Gordon Parks, Berkeley Art Museum and Pacific Film Archives, November 2017

Don’t try to change the world, that’s a concept floating on our horizon. Just use your wits and change your heads.” - Lily Cole, environmental activist

My thesis advisor in museum studies graduate school always teased me for choosing the broadest subjects possible. "You want to do a project on how we remember, Svea? How about choosing something more manageable, like North America." He was speaking in jest, but I got the point.  I still LOVED that concept, and found it crucial in the context of museums and their role in representational story-telling for a public audience. Incidentally, my thesis was "The Social Seen: Documentary Photography in US Art Museums," where I explored photography's role in story-telling, and more specifically, its power to address and change social concerns. Broader outreach and accessibility to these collections in museums was a foreground issue. I'm using a similar tack as I research art + the environment, taking a special interest in artwork that has succeeded in making a positive impact for change. Who are these artists, and how and why does their art have major impact?

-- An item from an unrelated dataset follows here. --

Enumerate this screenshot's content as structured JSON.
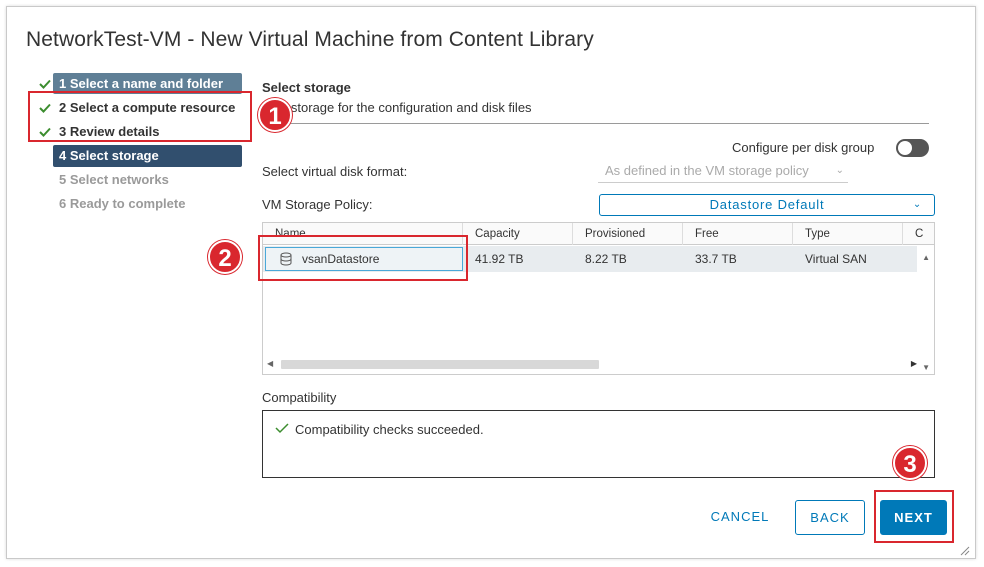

One angle is the curator. When looking at presentations of this work in museums and galleries, conferences and publications, the role of the curator means at least four things, according to Hans Ulrich Obrist (named by ArtReview as the most powerful figure in the field): “It means to preserve, in the sense of safeguarding the heritage of art. It means to be the selector of new work. It means to connect to art history. And it means displaying or arranging the work.” He also said: “I’ve realised that the curator’s role is more that of enabler,” he said. “I’ve never thought of the curator as a creative rival to the artist. When I became a curator, I wanted to be helpful to artists. I think of my work as that of a catalyst—and sparring partner.” Jamillah James, recently appointed curator at the Institute of Contemporary Art Los Angeles, describes her role: “My commitment is still very much to giving voice to artists of color, women and queer-identified artists within institutions, and foregrounding their contributions in art historical discourse.” She adds “Using a curatorial platform for advocacy and activism is a responsibility and an honor I don’t take lightly."

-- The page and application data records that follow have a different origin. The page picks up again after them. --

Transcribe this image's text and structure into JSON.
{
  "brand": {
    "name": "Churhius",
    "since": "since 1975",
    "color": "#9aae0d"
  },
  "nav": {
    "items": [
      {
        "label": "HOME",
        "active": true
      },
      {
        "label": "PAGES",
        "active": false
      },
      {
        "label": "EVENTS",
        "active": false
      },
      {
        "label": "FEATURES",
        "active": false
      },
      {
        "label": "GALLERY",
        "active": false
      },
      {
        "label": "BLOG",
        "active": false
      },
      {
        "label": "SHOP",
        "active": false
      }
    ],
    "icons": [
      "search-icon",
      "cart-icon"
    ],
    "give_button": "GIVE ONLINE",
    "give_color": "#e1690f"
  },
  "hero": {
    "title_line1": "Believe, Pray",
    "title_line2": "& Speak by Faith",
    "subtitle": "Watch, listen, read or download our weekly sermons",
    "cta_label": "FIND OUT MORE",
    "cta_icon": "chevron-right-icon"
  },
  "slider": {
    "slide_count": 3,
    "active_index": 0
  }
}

Each curator comes with a unique and individual experience, no matter how mindful he or she is of broader contexts. I am the curator for this art + environment project, for example, and I will "edit" as I go based on my subjective perspective (cis white female American mother). I very much wish to use this project as a "voice" for the artists cultivating awareness and change through their work. I came across the term "relational art." coined by the Parisian curator Nicolas Bourriaud in the 1990s to describe work whose content cannot be separated from its communal reception. Works that fall into this category foster interactivity without leaving people isolated. In the world of environmental issues, it's very easy to feel helpless, futile, impotent. This project is honing in on more "relational" projects that engage, inspire, and educate audiences on real-life issues that affect us all, and actually will have a disproportionately negative affect on poorer communities (lower-land inhabitants) more.

Image: I visited the Gordon Parks exhibition at the Berkeley Art Museum, which examined a series of photographs Parks took of gang wars plaguing postwar Harlem in the 1940s. The exhibit traces the editorial process of publishing these photographs in Life magazine, and the larger discussion about "photography as a narrative device."


Internet rabbit holes (thanks, Artsy) have led me to basically start a "lit review" to see what's already out there in the field related to art and the environment. I discovered an annual conference at the Nevada Museum of Art called Art + Environment Conference 2017. The amazing roster included Trevor Paglen, Jonathon Keats, Minerva Cuevas, Lauren Bon, and Nicholas Galanin, among others (definitely more on them later). I also became of member of the Long Now Foundation, a SF organization dedicated to fostering long-term thinking about the world. I registered for this upcoming seminar with Elena Bennet, who looks at how humans can interact with their environment in a more sustainable manner through purposeful action guided by research and education.